A reconstruction of Selam (an Australopithecus afarensis child)



·         The highest city in Africa: Addis Ababa Ethiopia, lies at a height of 2,300 meters above sea level. Although the city has now spread vastly, its lowest point, around Bole International Airport is at 2326 meters above sea level while its highest point is the Entoto Mountain, at 3,000 meters the birthplace of the city when Empress Etegue Taitu Bitul chose the spot for her husband Emperor Menilik II in 1886.

·         The First Royal Hotel: As mentioned above, Empress Taitu was the main reason that Addis Ababa was able to become the capital city of Ethiopia. Before 1906 there was no such thing as a hotel in Ethiopia. It was considered a shameful act to accept money from a person that had dined at ones table, let alone to make a business of it.
Itegue Taitu Hotel, Addis Ababa



But that didn’t stop the Empress from going ahead, sharing her husband’s love for modernization, and opening the first hotel owned by an African empress, “The Etegue Taitu Hotel” in 1906. When she couldn’t find any clients to come and dine at her hotel, the wise Empress convinced the emperor to make it a point to bring back his ministers for refreshing meals and drinks after meetings and pay their tab. In Ethiopian custom, when one has settled a tab inviting someone else, the invitee will take offence if he doesn’t take care of the bill the next time round. Thus, the business took off when the ministers started bending backwards to have the honor of paying for the emperor and then for their peers. Once the general population saw that going into hotels was “ok-ed”  by the royals and the ministers the custom of going into hotels became more acceptable.


The hotel is still open to customers today and is doing a thriving business.


·         The Capital of Africa: Addis Ababa, Ethiopia is known as the capital of Africa. This is due to the large number of embassies and global delegations that are present in the city. It is also home to Africa’s largest governing body the African Union (AU) and the headquarters of the United Nations Economic Commission for Africa (UNECA). This has made the city a place where people from different races, religions and backgrounds rub shoulders without an eyebrow being raised.
African Union HQ Addis Ababa in Addis Ababa, Ethiopia



·         Addis Ababa Fistula Hospital: This hospital is the only one in the world that is dedicated to the care of women that are affected by this illness. Established in 1974, by a New Zealand and Australian obstetrician/gynecologist couple Drs. Reginald and Catherine Hamlin, the hospital still saves women from the pain, shame and ostracization and has an impressive 90% success rate.  
  

Addis Ababa Fistula Hospital, Ethiopia

·         Home to the Federation of African Societies of Chemistry (FASC): This federation was established and is headquartered, in Addis Ababa, Ethiopia in 2006 to enable the concentration of all the African knowledge and talent in the field of chemistry and finding a way to use it to help in the development of continent.


·         Home to the Largest Open Air Market: They say that no one will come back empty-handed from Merkato, the largest open air market in Africa.

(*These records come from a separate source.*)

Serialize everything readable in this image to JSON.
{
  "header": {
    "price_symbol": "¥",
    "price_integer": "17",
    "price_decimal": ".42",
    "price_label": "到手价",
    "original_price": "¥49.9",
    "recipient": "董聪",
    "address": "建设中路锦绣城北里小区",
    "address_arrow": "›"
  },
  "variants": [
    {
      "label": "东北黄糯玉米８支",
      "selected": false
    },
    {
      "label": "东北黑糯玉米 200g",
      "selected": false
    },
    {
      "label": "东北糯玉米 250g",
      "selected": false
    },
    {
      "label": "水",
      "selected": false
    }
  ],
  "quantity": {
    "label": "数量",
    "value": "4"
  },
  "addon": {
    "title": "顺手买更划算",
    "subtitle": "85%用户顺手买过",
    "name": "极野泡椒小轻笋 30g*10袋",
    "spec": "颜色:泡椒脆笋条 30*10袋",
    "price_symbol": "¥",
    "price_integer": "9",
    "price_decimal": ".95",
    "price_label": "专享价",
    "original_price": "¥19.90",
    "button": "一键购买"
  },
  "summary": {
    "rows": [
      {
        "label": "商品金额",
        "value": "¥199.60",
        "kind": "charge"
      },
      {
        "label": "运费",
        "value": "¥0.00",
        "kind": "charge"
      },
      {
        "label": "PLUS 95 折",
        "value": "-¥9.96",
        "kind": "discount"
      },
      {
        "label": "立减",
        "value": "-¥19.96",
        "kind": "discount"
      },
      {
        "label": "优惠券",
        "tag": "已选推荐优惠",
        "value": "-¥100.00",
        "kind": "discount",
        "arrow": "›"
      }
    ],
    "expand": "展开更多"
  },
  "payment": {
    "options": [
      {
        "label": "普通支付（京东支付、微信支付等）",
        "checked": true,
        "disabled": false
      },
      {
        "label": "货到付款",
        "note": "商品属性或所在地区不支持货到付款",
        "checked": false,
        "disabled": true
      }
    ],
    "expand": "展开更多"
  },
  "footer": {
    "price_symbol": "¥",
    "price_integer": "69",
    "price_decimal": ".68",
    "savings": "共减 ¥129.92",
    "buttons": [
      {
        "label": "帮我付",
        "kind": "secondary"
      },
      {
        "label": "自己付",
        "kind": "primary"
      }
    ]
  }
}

Everything from secondhand nails and bolts to spare parts for the largest machineries can be found there. I am yet to find a person who knows more than just a few pockets of this huge maze in the capital city.
Girls in a typical Merkato spices shop, Addis Ababa Ethiopia

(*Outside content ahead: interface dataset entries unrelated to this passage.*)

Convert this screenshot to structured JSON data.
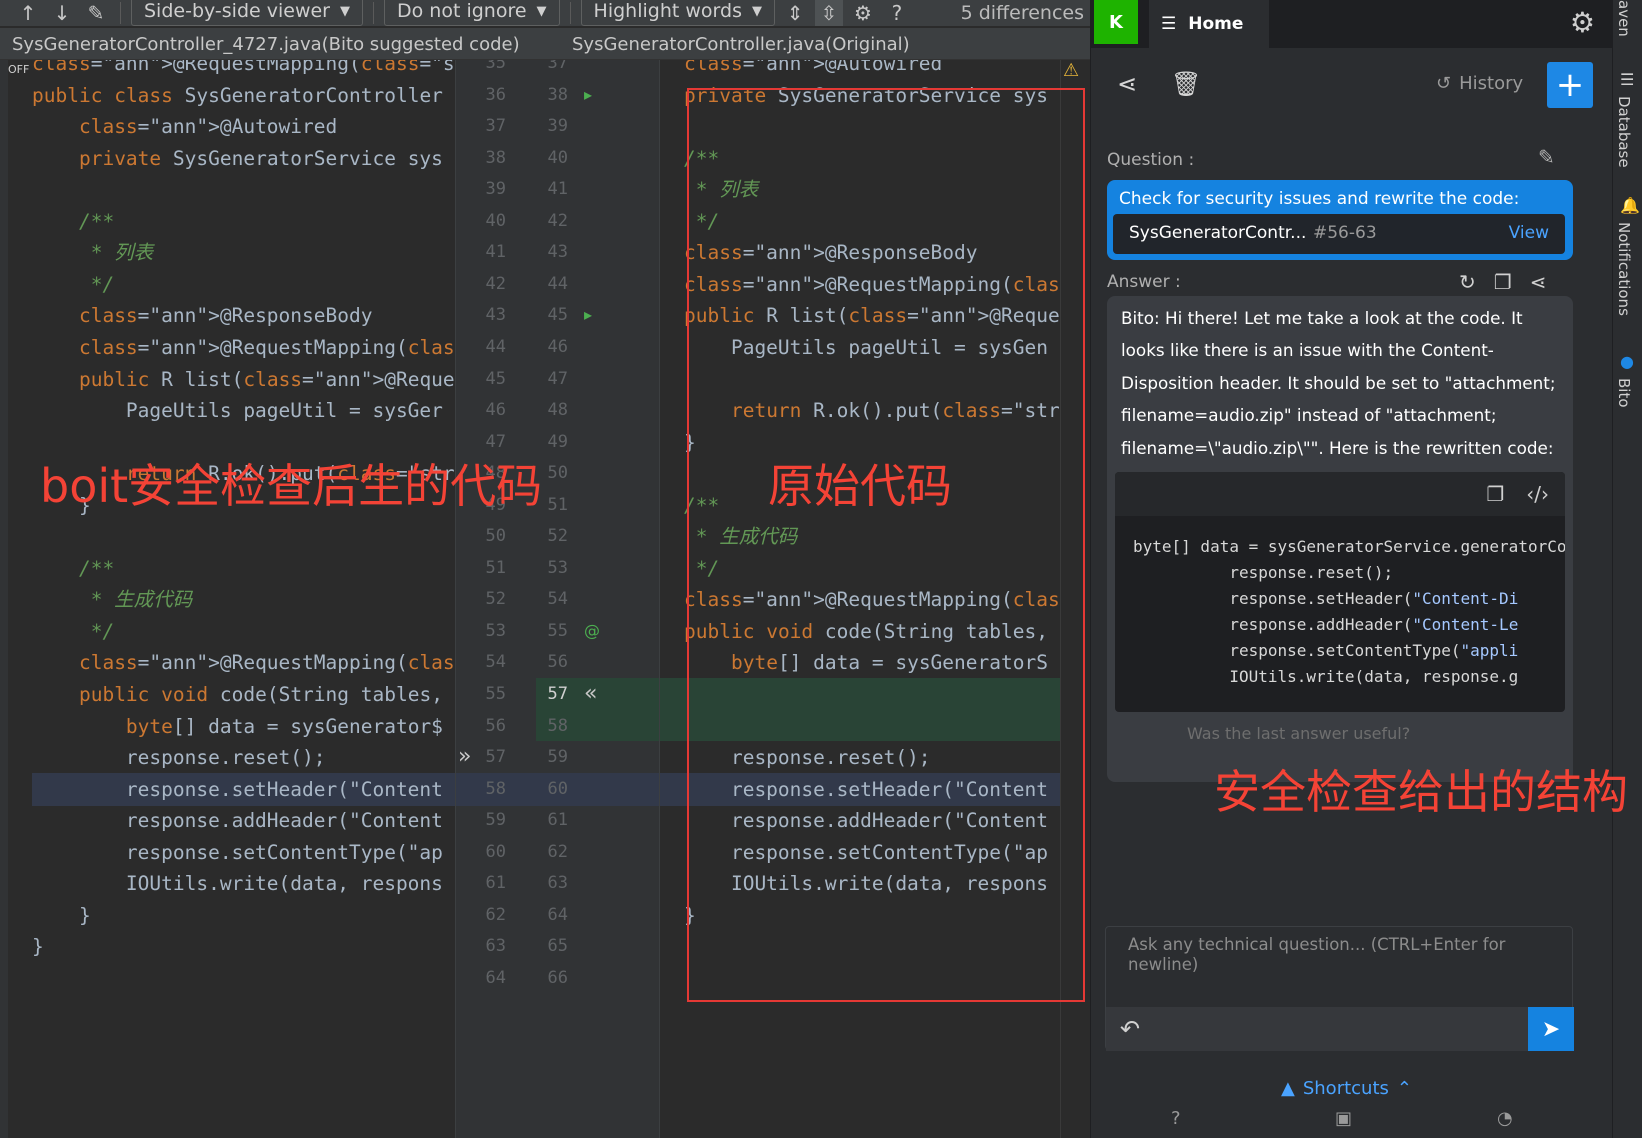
{
  "toolbar": {
    "viewer_mode": "Side-by-side viewer",
    "whitespace_mode": "Do not ignore",
    "highlight_mode": "Highlight words",
    "help_label": "?",
    "diff_count": "5 differences"
  },
  "files": {
    "left_title": "SysGeneratorController_4727.java(Bito suggested code)",
    "right_title": "SysGeneratorController.java(Original)"
  },
  "left_lines": [
    {
      "text": "@RequestMapping(\"/sys/generator\")",
      "kind": "ann"
    },
    {
      "text": "public class SysGeneratorController",
      "kind": "classdecl"
    },
    {
      "text": "    @Autowired",
      "kind": "ann"
    },
    {
      "text": "    private SysGeneratorService sys",
      "kind": "field"
    },
    {
      "text": "",
      "kind": "plain"
    },
    {
      "text": "    /**",
      "kind": "cmt"
    },
    {
      "text": "     * 列表",
      "kind": "cmt"
    },
    {
      "text": "     */",
      "kind": "cmt"
    },
    {
      "text": "    @ResponseBody",
      "kind": "ann"
    },
    {
      "text": "    @RequestMapping(\"/list\")",
      "kind": "annstr"
    },
    {
      "text": "    public R list(@RequestParam Map",
      "kind": "method"
    },
    {
      "text": "        PageUtils pageUtil = sysGer",
      "kind": "plain"
    },
    {
      "text": "",
      "kind": "plain"
    },
    {
      "text": "        return R.ok().put(\"page\", p",
      "kind": "return"
    },
    {
      "text": "    }",
      "kind": "plain"
    },
    {
      "text": "",
      "kind": "plain"
    },
    {
      "text": "    /**",
      "kind": "cmt"
    },
    {
      "text": "     * 生成代码",
      "kind": "cmt"
    },
    {
      "text": "     */",
      "kind": "cmt"
    },
    {
      "text": "    @RequestMapping(\"/code\")",
      "kind": "annstr"
    },
    {
      "text": "    public void code(String tables,",
      "kind": "method"
    },
    {
      "text": "        byte[] data = sysGenerator$",
      "kind": "bytes"
    },
    {
      "text": "        response.reset();",
      "kind": "plain"
    },
    {
      "text": "        response.setHeader(\"Content",
      "kind": "call"
    },
    {
      "text": "        response.addHeader(\"Content",
      "kind": "call"
    },
    {
      "text": "        response.setContentType(\"ap",
      "kind": "call"
    },
    {
      "text": "        IOUtils.write(data, respons",
      "kind": "plain"
    },
    {
      "text": "    }",
      "kind": "plain"
    },
    {
      "text": "}",
      "kind": "plain"
    }
  ],
  "left_line_numbers": [
    "35",
    "36",
    "37",
    "38",
    "39",
    "40",
    "41",
    "42",
    "43",
    "44",
    "45",
    "46",
    "47",
    "48",
    "49",
    "50",
    "51",
    "52",
    "53",
    "54",
    "55",
    "56",
    "57",
    "58",
    "59",
    "60",
    "61",
    "62",
    "63",
    "64"
  ],
  "right_line_numbers": [
    "37",
    "38",
    "39",
    "40",
    "41",
    "42",
    "43",
    "44",
    "45",
    "46",
    "47",
    "48",
    "49",
    "50",
    "51",
    "52",
    "53",
    "54",
    "55",
    "56",
    "57",
    "58",
    "59",
    "60",
    "61",
    "62",
    "63",
    "64",
    "65",
    "66"
  ],
  "right_lines": [
    {
      "text": "@Autowired",
      "kind": "ann"
    },
    {
      "text": "private SysGeneratorService sys",
      "kind": "field"
    },
    {
      "text": "",
      "kind": "plain"
    },
    {
      "text": "/**",
      "kind": "cmt"
    },
    {
      "text": " * 列表",
      "kind": "cmt"
    },
    {
      "text": " */",
      "kind": "cmt"
    },
    {
      "text": "@ResponseBody",
      "kind": "ann"
    },
    {
      "text": "@RequestMapping(\"/list\")",
      "kind": "annstr"
    },
    {
      "text": "public R list(@RequestParam Map",
      "kind": "method"
    },
    {
      "text": "    PageUtils pageUtil = sysGen",
      "kind": "plain"
    },
    {
      "text": "",
      "kind": "plain"
    },
    {
      "text": "    return R.ok().put(\"page\", p",
      "kind": "return"
    },
    {
      "text": "}",
      "kind": "plain"
    },
    {
      "text": "",
      "kind": "plain"
    },
    {
      "text": "/**",
      "kind": "cmt"
    },
    {
      "text": " * 生成代码",
      "kind": "cmt"
    },
    {
      "text": " */",
      "kind": "cmt"
    },
    {
      "text": "@RequestMapping(\"/code\")",
      "kind": "annstr"
    },
    {
      "text": "public void code(String tables,",
      "kind": "method"
    },
    {
      "text": "    byte[] data = sysGeneratorS",
      "kind": "bytes"
    },
    {
      "text": "",
      "kind": "plain"
    },
    {
      "text": "",
      "kind": "plain"
    },
    {
      "text": "    response.reset();",
      "kind": "plain"
    },
    {
      "text": "    response.setHeader(\"Content",
      "kind": "call"
    },
    {
      "text": "    response.addHeader(\"Content",
      "kind": "call"
    },
    {
      "text": "    response.setContentType(\"ap",
      "kind": "call"
    },
    {
      "text": "    IOUtils.write(data, respons",
      "kind": "plain"
    },
    {
      "text": "}",
      "kind": "plain"
    }
  ],
  "overlays": {
    "left_label": "boit安全检查后生的代码",
    "right_label": "原始代码",
    "bito_label": "安全检查给出的结构"
  },
  "bito": {
    "avatar_letter": "K",
    "home_label": "Home",
    "history_label": "History",
    "question_label": "Question :",
    "question_text": "Check for security issues and rewrite the code:",
    "file_name": "SysGeneratorContr...",
    "file_lines": "#56-63",
    "view_label": "View",
    "answer_label": "Answer :",
    "answer_text": "Bito: Hi there! Let me take a look at the code. It looks like there is an issue with the Content-Disposition header. It should be set to \"attachment; filename=audio.zip\" instead of \"attachment; filename=\\\"audio.zip\\\"\". Here is the rewritten code:",
    "code_lines": [
      "byte[] data = sysGeneratorService.generatorCod",
      "          response.reset();",
      "          response.setHeader(\"Content-Di",
      "          response.addHeader(\"Content-Le",
      "          response.setContentType(\"appli",
      "          IOUtils.write(data, response.g"
    ],
    "useful_text": "Was the last answer useful?",
    "ask_placeholder": "Ask any technical question... (CTRL+Enter for newline)",
    "shortcuts_label": "Shortcuts"
  },
  "sidebar_tabs": [
    "aven",
    "Database",
    "Notifications",
    "Bito"
  ],
  "off_label": "OFF"
}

As the city continues I’m sure there will be more “firsts” and other amazing facts to add to this list. Any new comments or recommendations are very welcome.





Sources:

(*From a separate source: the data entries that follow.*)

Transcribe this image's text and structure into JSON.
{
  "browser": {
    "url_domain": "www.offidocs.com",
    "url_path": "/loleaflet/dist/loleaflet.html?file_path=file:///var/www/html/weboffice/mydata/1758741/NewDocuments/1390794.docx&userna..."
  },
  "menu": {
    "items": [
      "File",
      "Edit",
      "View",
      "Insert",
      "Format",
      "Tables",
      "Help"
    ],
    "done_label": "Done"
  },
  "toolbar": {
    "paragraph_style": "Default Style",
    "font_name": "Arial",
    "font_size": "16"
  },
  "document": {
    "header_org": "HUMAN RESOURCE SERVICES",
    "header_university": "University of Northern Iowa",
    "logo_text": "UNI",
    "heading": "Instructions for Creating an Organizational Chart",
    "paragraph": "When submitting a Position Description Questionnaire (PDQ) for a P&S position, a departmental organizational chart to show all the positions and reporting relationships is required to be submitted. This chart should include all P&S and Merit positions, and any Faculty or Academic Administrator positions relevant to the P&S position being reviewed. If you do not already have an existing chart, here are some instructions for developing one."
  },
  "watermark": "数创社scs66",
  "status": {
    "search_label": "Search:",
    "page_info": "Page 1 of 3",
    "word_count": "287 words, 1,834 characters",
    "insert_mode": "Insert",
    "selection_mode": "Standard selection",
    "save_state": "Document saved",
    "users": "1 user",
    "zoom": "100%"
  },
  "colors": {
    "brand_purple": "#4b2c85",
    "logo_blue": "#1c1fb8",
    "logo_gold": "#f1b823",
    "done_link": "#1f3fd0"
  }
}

1 - Washington Post: http://www.washingtonpost.com/wp-dyn/content/article/2008/02/21/AR2008022102739.html?hpid=moreheadlines

2 - Star Tribune: http://www.startribune.com/world/15860017.html


Pictures courtesy of:


Addis Ababa Fistula Hospital: http://hamlinfistula.org

Addis Ababa Online: http://addisababaonline.com

Wikipedia: http://www.wikipedia.com